Both of those libraries are built around a TCP connection. A socket is opened, statuses are queried, command are sent and so on. Eventually the connection is closed either by the remote end (timeout) or explicitly by the client.
I see a couple of overarching issues that are common with this kind of situation:
- The library depends explicitly on the
:gen_tcpmodule. This makes testing hard. OTOH, I don’t want to mock out all the arcane invocation of
:gen_tcp.connect/3because some of them are protocol specific and some of them like the timeouts are best left to the caller. So some kind of wrapper for this kind of IO seems to be in order.
- Sometimes the user of the library would want to do a one-off command (fire and forget), sometimes they would like to keep the connection open for a batch of query/command cycles. This means that the underlying TCP connection must remain open and passed to the caller inside some struct or some opaque object.
- Sometimes the calls can be synchronous, sometimes the caller would need to make them async. Do I build this into the library or provide a sync version and let the caller make it async according to their needs?
- Some parameters like connection timeouts etc must be configurable. How do I manage this without making my function signatures accept a billion keyword arguments?
- What about if the underlying TCP connection is closed and the caller tries to send a command? Should we try to reconnect or let the :gen_tcp error/exception bubble up?
I’ve seen various approaches to this, sometimes a full-blown OTP application is started to encapsulate all this state and be able to monitor connection behaviours, and the opaque object you receive when connecting is just a PID that you pass to the various functions.
I just wonder if there are some idiomatic Elixir guidelines for this sort of think.
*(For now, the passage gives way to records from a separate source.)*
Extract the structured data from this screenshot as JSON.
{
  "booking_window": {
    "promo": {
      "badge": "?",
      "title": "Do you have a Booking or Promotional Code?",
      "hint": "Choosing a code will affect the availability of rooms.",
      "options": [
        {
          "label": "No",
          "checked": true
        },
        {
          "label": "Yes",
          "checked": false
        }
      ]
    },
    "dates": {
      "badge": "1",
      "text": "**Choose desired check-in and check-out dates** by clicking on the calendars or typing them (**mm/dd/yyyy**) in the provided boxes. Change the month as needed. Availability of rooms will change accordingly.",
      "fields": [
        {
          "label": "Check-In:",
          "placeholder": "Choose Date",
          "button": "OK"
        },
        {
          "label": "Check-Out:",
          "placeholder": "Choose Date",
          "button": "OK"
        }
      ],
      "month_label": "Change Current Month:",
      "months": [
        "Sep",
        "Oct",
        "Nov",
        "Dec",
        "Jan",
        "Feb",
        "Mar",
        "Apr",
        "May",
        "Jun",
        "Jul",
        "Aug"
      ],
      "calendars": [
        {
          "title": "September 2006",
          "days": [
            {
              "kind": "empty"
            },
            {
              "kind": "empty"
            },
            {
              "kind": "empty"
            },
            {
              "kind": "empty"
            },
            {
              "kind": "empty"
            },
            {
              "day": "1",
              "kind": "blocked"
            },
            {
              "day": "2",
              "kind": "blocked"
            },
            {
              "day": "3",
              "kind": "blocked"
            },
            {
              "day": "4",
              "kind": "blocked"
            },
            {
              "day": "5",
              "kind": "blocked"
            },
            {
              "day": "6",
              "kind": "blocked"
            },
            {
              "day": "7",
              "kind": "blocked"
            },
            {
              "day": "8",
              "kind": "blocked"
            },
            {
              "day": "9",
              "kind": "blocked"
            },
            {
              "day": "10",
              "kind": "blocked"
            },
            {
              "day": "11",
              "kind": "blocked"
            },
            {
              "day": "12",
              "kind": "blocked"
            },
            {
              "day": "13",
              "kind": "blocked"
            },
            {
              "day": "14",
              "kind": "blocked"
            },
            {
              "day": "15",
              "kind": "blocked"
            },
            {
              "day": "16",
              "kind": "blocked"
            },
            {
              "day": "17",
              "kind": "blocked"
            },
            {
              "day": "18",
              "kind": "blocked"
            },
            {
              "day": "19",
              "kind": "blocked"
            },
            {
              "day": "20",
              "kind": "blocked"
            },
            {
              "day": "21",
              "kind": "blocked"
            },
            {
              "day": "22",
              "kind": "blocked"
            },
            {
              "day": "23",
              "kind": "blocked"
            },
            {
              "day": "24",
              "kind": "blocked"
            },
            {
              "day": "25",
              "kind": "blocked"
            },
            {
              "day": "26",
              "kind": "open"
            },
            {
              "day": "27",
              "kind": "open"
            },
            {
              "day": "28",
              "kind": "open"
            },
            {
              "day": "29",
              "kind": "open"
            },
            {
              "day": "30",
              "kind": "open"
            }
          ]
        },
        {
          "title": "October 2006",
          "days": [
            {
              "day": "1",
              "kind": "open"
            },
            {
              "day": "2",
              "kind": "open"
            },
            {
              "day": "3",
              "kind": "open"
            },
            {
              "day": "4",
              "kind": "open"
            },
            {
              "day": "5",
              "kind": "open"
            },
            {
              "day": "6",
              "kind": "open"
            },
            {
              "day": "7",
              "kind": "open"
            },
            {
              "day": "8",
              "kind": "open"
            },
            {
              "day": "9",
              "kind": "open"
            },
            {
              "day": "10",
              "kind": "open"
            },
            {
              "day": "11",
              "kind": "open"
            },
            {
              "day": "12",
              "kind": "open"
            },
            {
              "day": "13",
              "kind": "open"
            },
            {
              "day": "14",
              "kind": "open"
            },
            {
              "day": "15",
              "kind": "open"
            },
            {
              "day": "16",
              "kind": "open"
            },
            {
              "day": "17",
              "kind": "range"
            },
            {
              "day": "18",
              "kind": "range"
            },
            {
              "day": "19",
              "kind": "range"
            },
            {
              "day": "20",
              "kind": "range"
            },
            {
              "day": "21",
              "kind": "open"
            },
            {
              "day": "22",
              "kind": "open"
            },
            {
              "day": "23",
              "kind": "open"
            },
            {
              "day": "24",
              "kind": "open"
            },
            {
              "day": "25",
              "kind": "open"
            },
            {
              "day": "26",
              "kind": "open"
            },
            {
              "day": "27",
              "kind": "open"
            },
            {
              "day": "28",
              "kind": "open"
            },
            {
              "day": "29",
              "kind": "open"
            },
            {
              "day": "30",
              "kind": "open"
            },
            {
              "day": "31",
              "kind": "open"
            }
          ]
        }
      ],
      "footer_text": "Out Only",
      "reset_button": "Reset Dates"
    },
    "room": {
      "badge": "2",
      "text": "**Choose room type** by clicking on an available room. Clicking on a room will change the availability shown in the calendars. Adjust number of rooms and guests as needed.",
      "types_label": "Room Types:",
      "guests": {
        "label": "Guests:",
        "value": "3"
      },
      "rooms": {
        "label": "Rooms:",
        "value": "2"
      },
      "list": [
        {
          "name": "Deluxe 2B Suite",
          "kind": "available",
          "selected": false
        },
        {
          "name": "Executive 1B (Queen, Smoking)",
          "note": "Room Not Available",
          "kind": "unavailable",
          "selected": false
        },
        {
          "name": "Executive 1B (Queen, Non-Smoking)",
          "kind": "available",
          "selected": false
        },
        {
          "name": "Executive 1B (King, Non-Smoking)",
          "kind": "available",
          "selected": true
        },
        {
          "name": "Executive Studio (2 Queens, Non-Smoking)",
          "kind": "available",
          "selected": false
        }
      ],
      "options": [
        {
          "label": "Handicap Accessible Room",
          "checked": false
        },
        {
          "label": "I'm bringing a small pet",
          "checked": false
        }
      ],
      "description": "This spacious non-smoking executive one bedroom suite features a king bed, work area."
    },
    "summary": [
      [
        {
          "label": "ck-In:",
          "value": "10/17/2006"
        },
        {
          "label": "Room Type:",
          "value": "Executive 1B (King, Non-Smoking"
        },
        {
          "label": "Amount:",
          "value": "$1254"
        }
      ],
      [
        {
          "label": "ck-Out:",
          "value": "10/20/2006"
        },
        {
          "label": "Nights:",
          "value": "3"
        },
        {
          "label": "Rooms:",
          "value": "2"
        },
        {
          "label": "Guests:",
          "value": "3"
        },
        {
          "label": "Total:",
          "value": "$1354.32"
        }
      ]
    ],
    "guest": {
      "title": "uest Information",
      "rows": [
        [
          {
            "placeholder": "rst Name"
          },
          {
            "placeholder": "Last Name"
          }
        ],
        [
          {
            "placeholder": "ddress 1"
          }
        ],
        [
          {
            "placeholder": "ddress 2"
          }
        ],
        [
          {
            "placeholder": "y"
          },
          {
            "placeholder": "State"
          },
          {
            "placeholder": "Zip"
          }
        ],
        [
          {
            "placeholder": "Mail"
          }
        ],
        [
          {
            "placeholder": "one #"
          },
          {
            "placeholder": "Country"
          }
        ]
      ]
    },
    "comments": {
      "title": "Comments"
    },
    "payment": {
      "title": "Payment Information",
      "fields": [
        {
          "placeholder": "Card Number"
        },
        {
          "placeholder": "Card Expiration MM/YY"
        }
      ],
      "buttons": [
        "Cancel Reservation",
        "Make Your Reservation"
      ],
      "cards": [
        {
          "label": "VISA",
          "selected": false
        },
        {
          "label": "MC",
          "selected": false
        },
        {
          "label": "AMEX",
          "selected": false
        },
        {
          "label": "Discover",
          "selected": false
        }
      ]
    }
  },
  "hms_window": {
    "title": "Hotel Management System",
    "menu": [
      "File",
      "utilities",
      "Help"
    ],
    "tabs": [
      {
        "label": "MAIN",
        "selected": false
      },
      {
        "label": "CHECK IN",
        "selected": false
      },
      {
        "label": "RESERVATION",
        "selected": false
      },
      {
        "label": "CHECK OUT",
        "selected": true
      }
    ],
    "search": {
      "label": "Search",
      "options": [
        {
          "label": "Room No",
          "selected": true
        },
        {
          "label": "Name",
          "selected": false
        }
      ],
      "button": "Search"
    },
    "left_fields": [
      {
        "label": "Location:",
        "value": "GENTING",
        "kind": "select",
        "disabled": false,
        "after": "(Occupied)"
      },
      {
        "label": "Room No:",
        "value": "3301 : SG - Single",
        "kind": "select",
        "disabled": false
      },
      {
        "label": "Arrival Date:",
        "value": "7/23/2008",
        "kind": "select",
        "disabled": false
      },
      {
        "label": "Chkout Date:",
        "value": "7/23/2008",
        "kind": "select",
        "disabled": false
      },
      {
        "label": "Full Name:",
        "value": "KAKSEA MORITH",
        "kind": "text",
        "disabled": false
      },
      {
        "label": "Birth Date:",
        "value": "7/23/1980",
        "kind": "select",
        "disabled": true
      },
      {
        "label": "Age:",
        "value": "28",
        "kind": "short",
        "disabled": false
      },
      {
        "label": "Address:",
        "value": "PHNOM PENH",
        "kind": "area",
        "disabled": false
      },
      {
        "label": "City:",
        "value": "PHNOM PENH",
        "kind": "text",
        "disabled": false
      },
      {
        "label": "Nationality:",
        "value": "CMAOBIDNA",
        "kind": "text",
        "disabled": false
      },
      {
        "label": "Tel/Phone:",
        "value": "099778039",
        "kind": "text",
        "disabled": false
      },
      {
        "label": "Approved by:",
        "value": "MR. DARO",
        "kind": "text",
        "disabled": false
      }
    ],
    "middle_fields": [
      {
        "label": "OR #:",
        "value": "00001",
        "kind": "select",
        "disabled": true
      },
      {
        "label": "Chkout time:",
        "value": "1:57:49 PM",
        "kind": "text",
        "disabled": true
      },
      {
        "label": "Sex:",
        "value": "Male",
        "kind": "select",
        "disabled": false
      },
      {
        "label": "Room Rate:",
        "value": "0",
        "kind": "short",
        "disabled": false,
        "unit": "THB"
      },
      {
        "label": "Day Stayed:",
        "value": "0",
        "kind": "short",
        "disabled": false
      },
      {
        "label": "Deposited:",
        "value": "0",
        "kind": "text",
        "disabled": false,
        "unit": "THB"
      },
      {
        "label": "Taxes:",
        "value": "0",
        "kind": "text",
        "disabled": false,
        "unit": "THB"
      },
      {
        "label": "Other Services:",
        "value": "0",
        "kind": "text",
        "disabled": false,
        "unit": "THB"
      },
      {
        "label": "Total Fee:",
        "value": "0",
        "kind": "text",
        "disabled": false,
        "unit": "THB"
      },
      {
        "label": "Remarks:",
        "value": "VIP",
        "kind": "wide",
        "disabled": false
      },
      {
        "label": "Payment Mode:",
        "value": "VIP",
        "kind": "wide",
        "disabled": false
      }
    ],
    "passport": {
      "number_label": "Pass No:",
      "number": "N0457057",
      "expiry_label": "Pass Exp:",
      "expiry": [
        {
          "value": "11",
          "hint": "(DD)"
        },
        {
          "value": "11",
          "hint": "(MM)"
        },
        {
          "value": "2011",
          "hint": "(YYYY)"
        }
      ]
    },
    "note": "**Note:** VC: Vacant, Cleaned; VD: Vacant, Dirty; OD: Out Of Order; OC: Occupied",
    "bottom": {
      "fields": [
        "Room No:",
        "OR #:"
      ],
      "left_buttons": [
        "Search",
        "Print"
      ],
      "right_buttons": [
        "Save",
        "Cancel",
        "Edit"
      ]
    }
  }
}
I’ve read @michalmuskala’s very informative articles about error handling and configuration, and I wonder if there are similar articles out there that discuss library design issues.